THE HIGHEST IMPACT ODI PERFORMANCES
The highest Impact ODI innings is Sanath Jayasuriya’s 161-ball 189 against India in the final of the Coca-Cola Champions Trophy in Sharjah in 2000. Batting first, Sri Lanka posted 299 off their allotted 50 overs. In reply, India were bowled out for just 54.
Jayasuriya scored 54% of the match total. The second-highest score was Russell Arnold’s 52.
India’s meagre score drastically reduced the Match Base – this being the telling difference between this match and the six double hundreds. This low Match Base coupled with the proportion of runs Jayasuriya scored in the match at a strike rate much higher than the match norm (in fact his performance has the highest
Vivian Richards scored 189 in just 170 balls in a West Indian total of 272 against England in Manchester in 1984 – it is the highest percentage of runs (69.5%) scored in a completed innings in ODI history.
Richards came out to bat at 11 for 2 and absorbed the pressure of falling wickets throughout his innings (43 for 3, 63 for 4…..166 for 9). He put together an unbeaten 106-run stand for the tenth-wicket with Michael Holding (who contributed 12) – a world record that still holds. England could only muster 168 in the chase. A low Match Base coupled with an exceptionally high
Another interesting example is Virender Sehwag’s unbeaten 99 in just 100 deliveries chasing 170 against Sri Lanka in Dambulla in 2010. He opened the innings for India and batted through the pressure of falling wickets at the other end (30 for 1, 31 for 2 and 32 for 3) scoring his runs at a rate much higher than the average match strike rate (70). India won by six wickets with more than 15 overs to spare.
Sehwag’s innings – the 1466th highest score in ODI cricket – is the eighth-highest batting performance in ODI cricket history – an astonishing fact which is not easily fathomed without giving his performance a context.
The highest scores are not necessarily the highest impact ones.

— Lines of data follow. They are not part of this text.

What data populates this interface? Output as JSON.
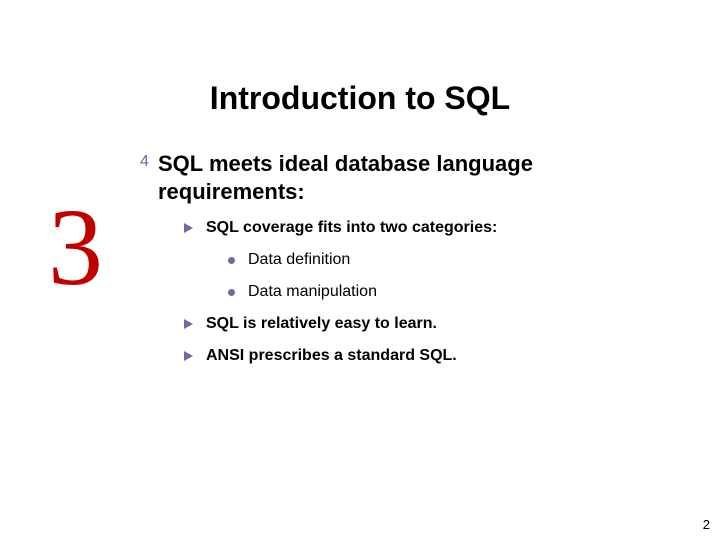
{
  "title": "Introduction to SQL",
  "chapter_number": "3",
  "content": {
    "l1": "SQL meets ideal database language requirements:",
    "l2a": "SQL coverage fits into two categories:",
    "l3a": "Data definition",
    "l3b": "Data manipulation",
    "l2b": "SQL is relatively easy to learn.",
    "l2c": "ANSI prescribes a standard SQL."
  },
  "page_number": "2"
}
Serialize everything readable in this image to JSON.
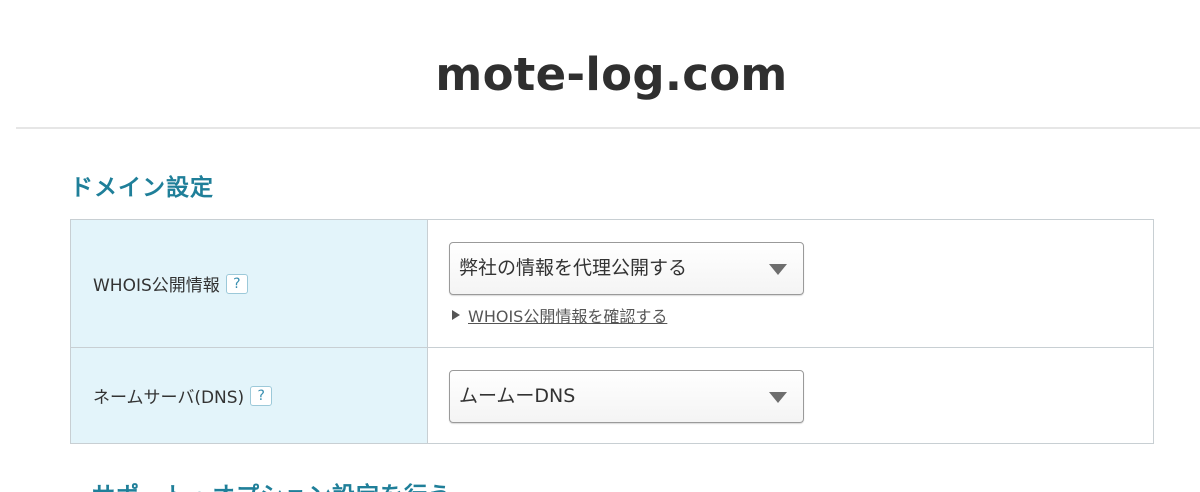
{
  "header": {
    "domain_name": "mote-log.com"
  },
  "section": {
    "title": "ドメイン設定"
  },
  "settings": {
    "whois": {
      "label": "WHOIS公開情報",
      "help": "?",
      "selected": "弊社の情報を代理公開する",
      "link": "WHOIS公開情報を確認する"
    },
    "nameserver": {
      "label": "ネームサーバ(DNS)",
      "help": "?",
      "selected": "ムームーDNS"
    }
  },
  "next_section": {
    "title_partial": "サポート・オプション設定を行う"
  },
  "colors": {
    "accent": "#1f7f99",
    "label_bg": "#e3f4fa",
    "border": "#c8cfd3"
  }
}
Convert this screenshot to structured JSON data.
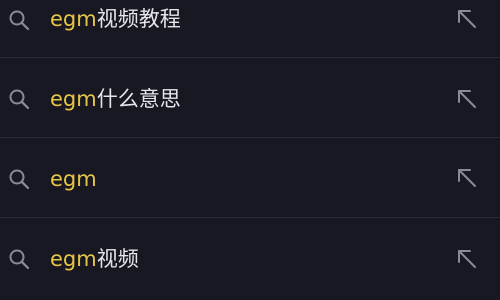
{
  "suggestions": [
    {
      "keyword": "egm",
      "rest": "视频教程"
    },
    {
      "keyword": "egm",
      "rest": "什么意思"
    },
    {
      "keyword": "egm",
      "rest": ""
    },
    {
      "keyword": "egm",
      "rest": "视频"
    }
  ],
  "colors": {
    "background": "#171821",
    "keyword": "#e8c547",
    "text": "#e6e6ea",
    "icon": "#8a8b94",
    "divider": "#2a2b35"
  },
  "icons": {
    "search": "search-icon",
    "fill": "arrow-up-left-icon"
  }
}
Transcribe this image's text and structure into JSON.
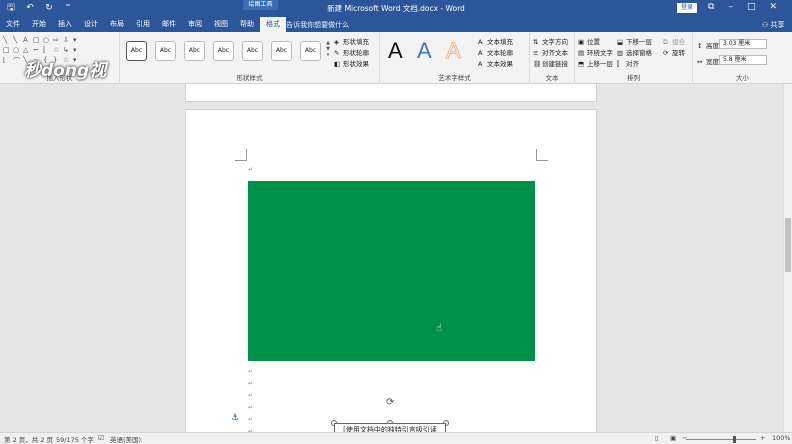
{
  "title_bar": {
    "document_title": "新建 Microsoft Word 文档.docx - Word",
    "context_label": "绘图工具",
    "login_label": "登录"
  },
  "tabs": [
    "文件",
    "开始",
    "插入",
    "设计",
    "布局",
    "引用",
    "邮件",
    "审阅",
    "视图",
    "帮助",
    "格式"
  ],
  "active_tab": "格式",
  "tell_me": "告诉我你想要做什么",
  "share_label": "共享",
  "watermark": "秒dong视频",
  "ribbon": {
    "insert_shapes": {
      "label": "插入形状"
    },
    "shape_styles": {
      "label": "形状样式",
      "style_label": "Abc",
      "fill": "形状填充",
      "outline": "形状轮廓",
      "effects": "形状效果"
    },
    "wordart": {
      "label": "艺术字样式",
      "sample": "A",
      "text_fill": "文本填充",
      "text_outline": "文本轮廓",
      "text_effects": "文本效果"
    },
    "text": {
      "label": "文本",
      "direction": "文字方向",
      "align": "对齐文本",
      "link": "创建链接"
    },
    "arrange": {
      "label": "排列",
      "position": "位置",
      "wrap": "环绕文字",
      "bring_forward": "上移一层",
      "send_backward": "下移一层",
      "selection_pane": "选择窗格",
      "align": "对齐",
      "group": "组合",
      "rotate": "旋转"
    },
    "size": {
      "label": "大小",
      "height_label": "高度:",
      "height_value": "3.03 厘米",
      "width_label": "宽度:",
      "width_value": "5.8 厘米"
    }
  },
  "document": {
    "textbox_text": "[使用文档中的独特引言吸引读",
    "shape_color": "#009149"
  },
  "status_bar": {
    "page": "第 2 页，共 2 页",
    "words": "59/175 个字",
    "language": "英语(美国)",
    "zoom": "100%"
  },
  "colors": {
    "brand": "#2b579a",
    "wordart_blue": "#4472c4",
    "wordart_orange": "#f4b183"
  }
}
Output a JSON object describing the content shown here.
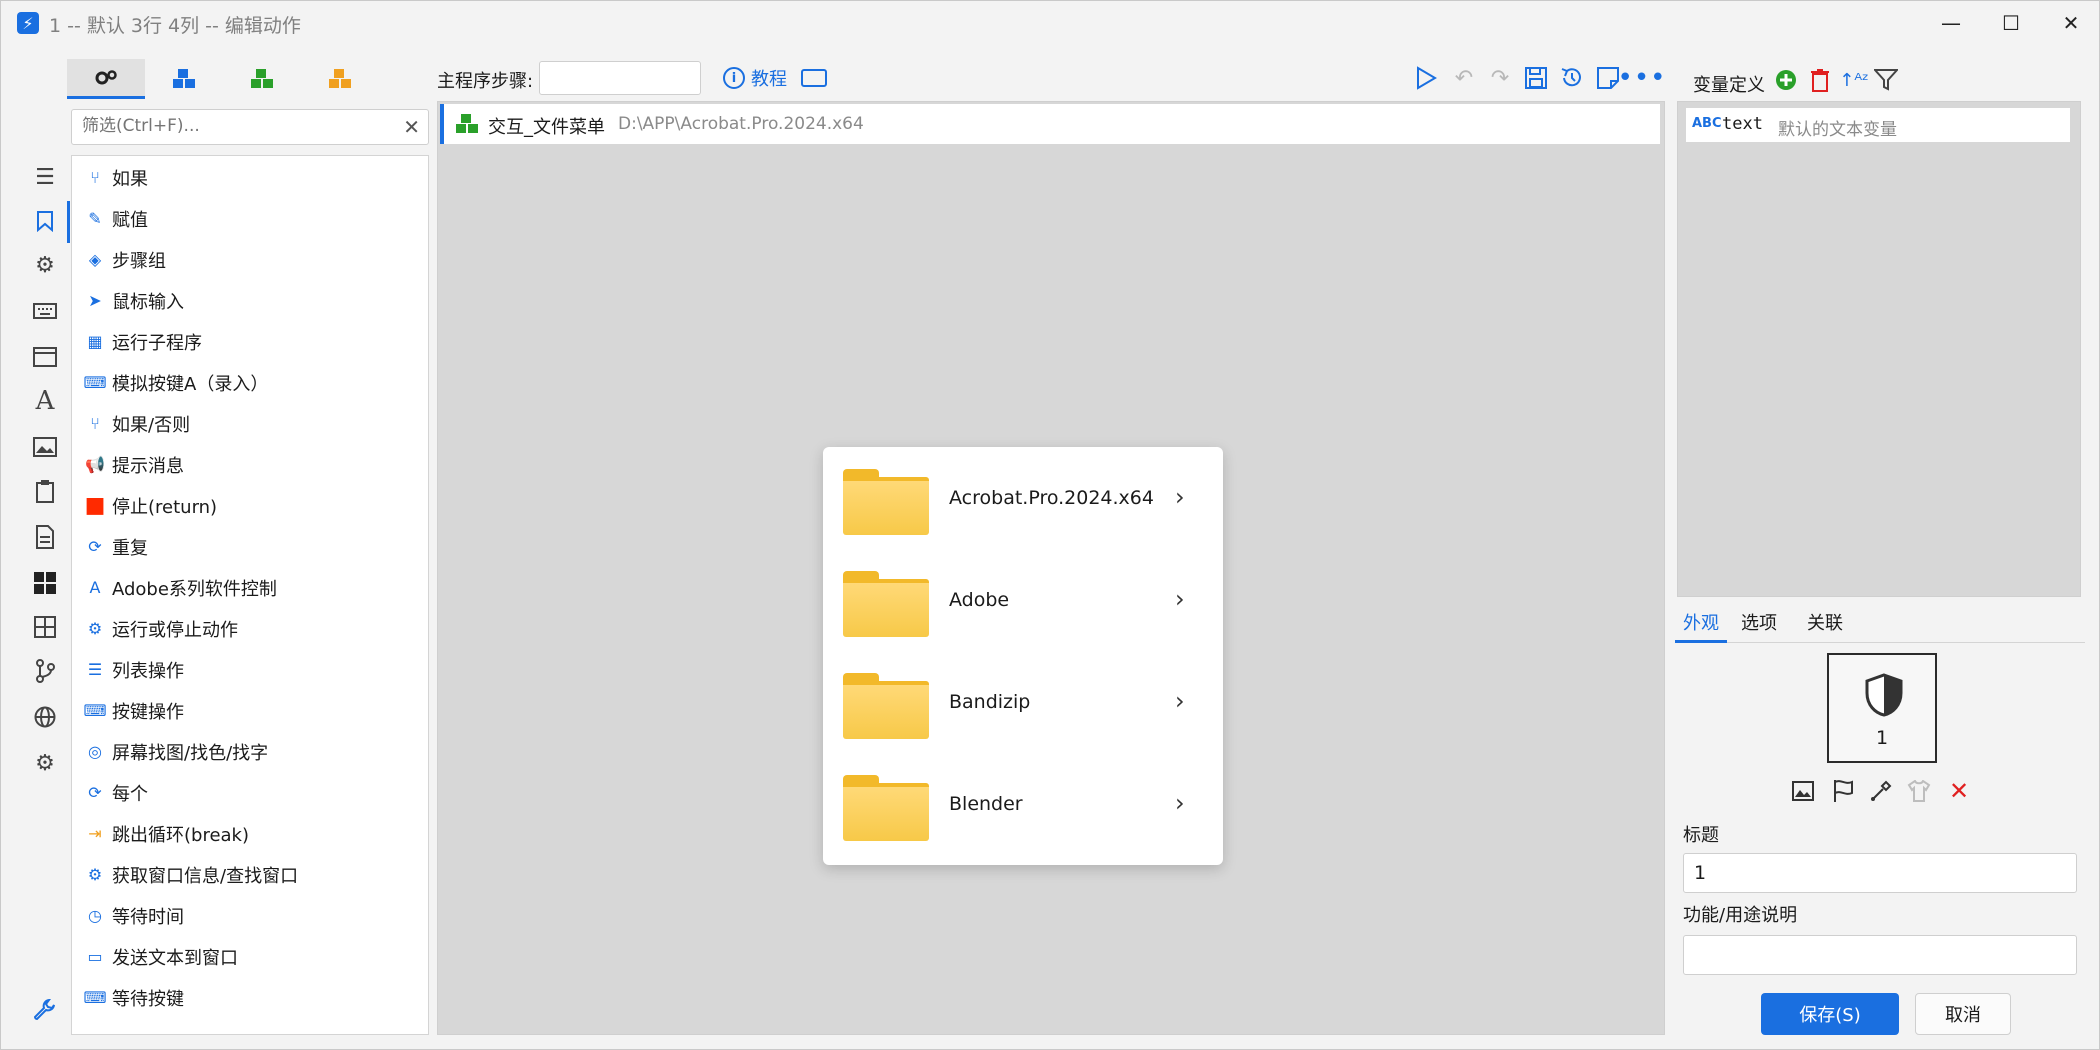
{
  "window": {
    "title": "1 -- 默认 3行 4列 -- 编辑动作",
    "minimize": "—",
    "maximize": "☐",
    "close": "✕"
  },
  "filter": {
    "placeholder": "筛选(Ctrl+F)...",
    "clear_icon": "close-icon"
  },
  "steps": [
    {
      "label": "如果",
      "icon": "branch-icon"
    },
    {
      "label": "赋值",
      "icon": "edit-icon"
    },
    {
      "label": "步骤组",
      "icon": "layers-icon"
    },
    {
      "label": "鼠标输入",
      "icon": "cursor-icon"
    },
    {
      "label": "运行子程序",
      "icon": "cubes-icon"
    },
    {
      "label": "模拟按键A（录入）",
      "icon": "keyboard-icon"
    },
    {
      "label": "如果/否则",
      "icon": "branch-icon"
    },
    {
      "label": "提示消息",
      "icon": "megaphone-icon"
    },
    {
      "label": "停止(return)",
      "icon": "stop-icon"
    },
    {
      "label": "重复",
      "icon": "repeat-icon"
    },
    {
      "label": "Adobe系列软件控制",
      "icon": "adobe-icon"
    },
    {
      "label": "运行或停止动作",
      "icon": "gear-icon"
    },
    {
      "label": "列表操作",
      "icon": "list-icon"
    },
    {
      "label": "按键操作",
      "icon": "keyboard-icon"
    },
    {
      "label": "屏幕找图/找色/找字",
      "icon": "location-icon"
    },
    {
      "label": "每个",
      "icon": "repeat-icon"
    },
    {
      "label": "跳出循环(break)",
      "icon": "exit-icon"
    },
    {
      "label": "获取窗口信息/查找窗口",
      "icon": "gear-icon"
    },
    {
      "label": "等待时间",
      "icon": "timer-icon"
    },
    {
      "label": "发送文本到窗口",
      "icon": "message-icon"
    },
    {
      "label": "等待按键",
      "icon": "keyboard-icon"
    }
  ],
  "toolbar": {
    "main_steps_label": "主程序步骤:",
    "tutorial": "教程"
  },
  "main": {
    "step_name": "交互_文件菜单",
    "step_path": "D:\\APP\\Acrobat.Pro.2024.x64"
  },
  "popup": {
    "folders": [
      "Acrobat.Pro.2024.x64",
      "Adobe",
      "Bandizip",
      "Blender"
    ]
  },
  "right": {
    "var_title": "变量定义",
    "var_type": "ABC",
    "var_name": "text",
    "var_desc": "默认的文本变量",
    "tabs": [
      "外观",
      "选项",
      "关联"
    ],
    "badge_number": "1",
    "title_label": "标题",
    "title_value": "1",
    "desc_label": "功能/用途说明",
    "desc_value": "",
    "save": "保存(S)",
    "cancel": "取消"
  },
  "colors": {
    "accent": "#1a6fe0",
    "danger": "#e02020",
    "green": "#2aa02a"
  }
}
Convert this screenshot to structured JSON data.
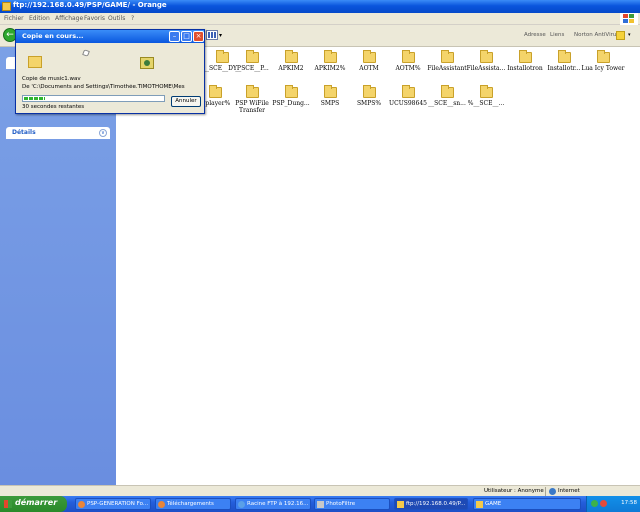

The context of the performance is paramount.
Cricket’s prevailing obsession with aggregates and numerical records neglects this basic truth.
Illustration: Rajni Kanth and Vasim Maner
NOTE: This piece is up-to-date as of August 2016